20 Oct 2015

Tindall bouncer ordered to resume sentence

11:53 am on 20 October 2015

The Queenstown bouncer who tried to sell CCTV footage of a member of the Royal family leaving a bar with a woman has had his original conviction reinstated.

The Queen's granddaughter, Zara Phillips, and her husband, Mark Tindall, in 2012.

The Queen's granddaughter, Zara Phillips, and her husband, Mark Tindall, in 2012. Photo: AFP

Former rugby player Mike Tindall, who is married to the Queen's granddaughter Zara Phillips, was in New Zealand with the England rugby squad during the 2011 Rugby World Cup.

Mr Tindall was seen socialising with a woman at the Base bar before leaving with her, and the incident was recorded on the bar's CCTV.

Bouncer Jonathan Dixon heard about the incident, secured the relevant footage and tried unsuccessfully to sell it to overseas media before eventually posting it on YouTube.

He was found guilty of dishonestly obtaining property and sentenced, in August 2013, to four months' community detention and 300 hours' community service, but appealed the conviction and sentence, arguing he could not have dishonestly obtained property because under the Crimes Act video footage was not classed as property.

The Court of Appeal quashed his conviction and replaced it with another, relating to a different part of the Act, for accessing the footage on a computer to obtain a benefit. His sentence stood.
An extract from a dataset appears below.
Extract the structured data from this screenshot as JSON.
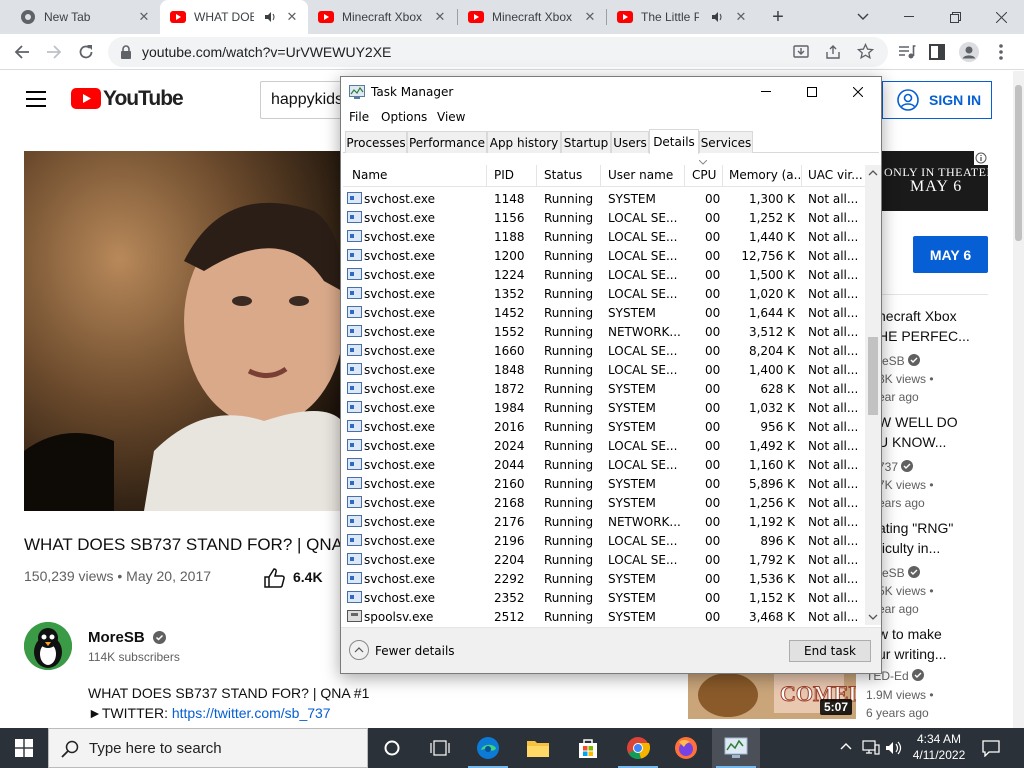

He then appealed to the Supreme Court, arguing the Court of Appeal erred in dismissing his sentence appeal.

Dixon represented himself at the hearing and argued there had been a miscarriage of justice as a result of errors in summing up to the jury by Judge Phillips, who presided over Dixon's trial in the Queenstown District Court.

However, the Supreme Court rejected that and today released its decision to unanimously dismiss his appeal. It also reinstated his original conviction, and ordered him to report to the Probation Service by 28 October to make arrangements to complete his sentence.

Get the RNZ app

for ad-free news and current affairs